- _What to do_: A word-for-word copy of the following listing is needed. Leave out its images.

- _Material for this task_:
++++++++++

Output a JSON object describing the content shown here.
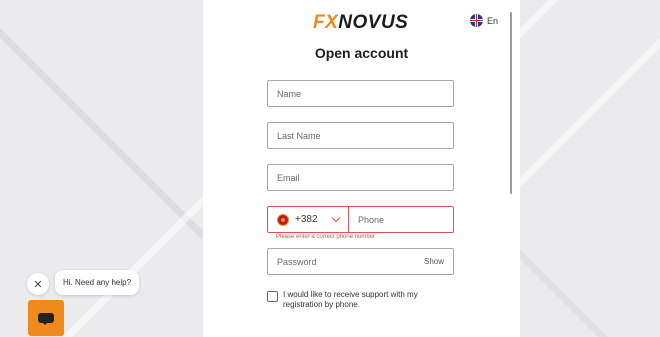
{
  "brand": {
    "fx": "FX",
    "novus": "NOVUS"
  },
  "language": {
    "label": "En",
    "flag_icon": "uk-flag-icon"
  },
  "title": "Open account",
  "form": {
    "name_placeholder": "Name",
    "lastname_placeholder": "Last Name",
    "email_placeholder": "Email",
    "phone": {
      "country_code": "+382",
      "country_flag_icon": "montenegro-flag-icon",
      "placeholder": "Phone",
      "error": "Please enter a correct phone number"
    },
    "password_placeholder": "Password",
    "password_show_label": "Show",
    "consent_label": "I would like to receive support with my registration by phone."
  },
  "chat": {
    "bubble_text": "Hi. Need any help?",
    "close_icon": "close-icon",
    "launcher_icon": "chat-icon"
  },
  "colors": {
    "accent": "#f08a1c",
    "error": "#d9534f",
    "panel": "#ffffff"
  }
}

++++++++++

- _Task solution_:
Output a JSON object describing the content shown here.
{
  "brand": {
    "fx": "FX",
    "novus": "NOVUS"
  },
  "language": {
    "label": "En",
    "flag_icon": "uk-flag-icon"
  },
  "title": "Open account",
  "form": {
    "name_placeholder": "Name",
    "lastname_placeholder": "Last Name",
    "email_placeholder": "Email",
    "phone": {
      "country_code": "+382",
      "country_flag_icon": "montenegro-flag-icon",
      "placeholder": "Phone",
      "error": "Please enter a correct phone number"
    },
    "password_placeholder": "Password",
    "password_show_label": "Show",
    "consent_label": "I would like to receive support with my registration by phone."
  },
  "chat": {
    "bubble_text": "Hi. Need any help?",
    "close_icon": "close-icon",
    "launcher_icon": "chat-icon"
  },
  "colors": {
    "accent": "#f08a1c",
    "error": "#d9534f",
    "panel": "#ffffff"
  }
}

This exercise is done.